## What to produce
Every line that contains the word "会员生日查询" should be copied from the records below.

## Material for this exercise
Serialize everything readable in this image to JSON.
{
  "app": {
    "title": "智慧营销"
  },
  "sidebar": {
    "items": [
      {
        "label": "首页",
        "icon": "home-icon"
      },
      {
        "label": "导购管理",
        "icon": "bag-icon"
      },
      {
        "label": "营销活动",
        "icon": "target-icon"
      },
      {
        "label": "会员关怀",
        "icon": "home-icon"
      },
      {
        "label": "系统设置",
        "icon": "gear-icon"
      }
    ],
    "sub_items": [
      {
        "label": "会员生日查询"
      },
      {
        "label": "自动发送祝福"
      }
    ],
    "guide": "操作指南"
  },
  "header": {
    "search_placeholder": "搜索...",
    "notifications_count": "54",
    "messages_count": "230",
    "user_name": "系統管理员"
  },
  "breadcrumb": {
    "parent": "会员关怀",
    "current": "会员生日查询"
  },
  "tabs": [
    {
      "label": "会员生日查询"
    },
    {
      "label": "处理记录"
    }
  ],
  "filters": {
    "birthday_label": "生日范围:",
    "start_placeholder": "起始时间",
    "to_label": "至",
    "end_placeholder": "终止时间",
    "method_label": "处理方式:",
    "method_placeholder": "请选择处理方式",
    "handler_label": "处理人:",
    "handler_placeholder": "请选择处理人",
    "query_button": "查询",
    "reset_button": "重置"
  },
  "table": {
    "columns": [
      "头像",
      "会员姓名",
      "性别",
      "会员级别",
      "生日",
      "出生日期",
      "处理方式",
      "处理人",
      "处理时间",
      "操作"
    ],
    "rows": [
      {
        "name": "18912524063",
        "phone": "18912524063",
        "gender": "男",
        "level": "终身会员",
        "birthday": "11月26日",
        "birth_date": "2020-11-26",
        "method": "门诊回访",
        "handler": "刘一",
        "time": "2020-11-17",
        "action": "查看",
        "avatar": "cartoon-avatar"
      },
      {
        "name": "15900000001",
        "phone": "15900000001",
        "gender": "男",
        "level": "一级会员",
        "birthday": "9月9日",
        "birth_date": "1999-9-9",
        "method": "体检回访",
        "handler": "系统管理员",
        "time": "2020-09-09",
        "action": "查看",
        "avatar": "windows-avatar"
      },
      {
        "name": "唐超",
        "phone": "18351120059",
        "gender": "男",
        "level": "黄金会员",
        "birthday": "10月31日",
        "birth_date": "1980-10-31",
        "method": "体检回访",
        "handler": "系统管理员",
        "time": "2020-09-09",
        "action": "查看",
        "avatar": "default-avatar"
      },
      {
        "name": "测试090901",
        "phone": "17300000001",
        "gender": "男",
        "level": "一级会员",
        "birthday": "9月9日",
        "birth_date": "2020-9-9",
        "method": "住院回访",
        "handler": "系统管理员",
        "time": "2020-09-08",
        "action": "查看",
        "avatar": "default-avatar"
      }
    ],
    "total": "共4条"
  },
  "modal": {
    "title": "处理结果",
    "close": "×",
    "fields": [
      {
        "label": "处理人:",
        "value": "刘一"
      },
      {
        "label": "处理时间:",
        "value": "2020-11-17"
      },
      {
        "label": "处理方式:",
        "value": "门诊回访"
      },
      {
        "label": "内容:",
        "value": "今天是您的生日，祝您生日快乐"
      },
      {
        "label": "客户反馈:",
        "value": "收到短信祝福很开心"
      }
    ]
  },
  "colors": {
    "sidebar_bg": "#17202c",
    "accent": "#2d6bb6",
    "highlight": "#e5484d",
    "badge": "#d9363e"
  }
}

## Response to the exercise
        "label": "会员生日查询"
    "current": "会员生日查询"
      "label": "会员生日查询"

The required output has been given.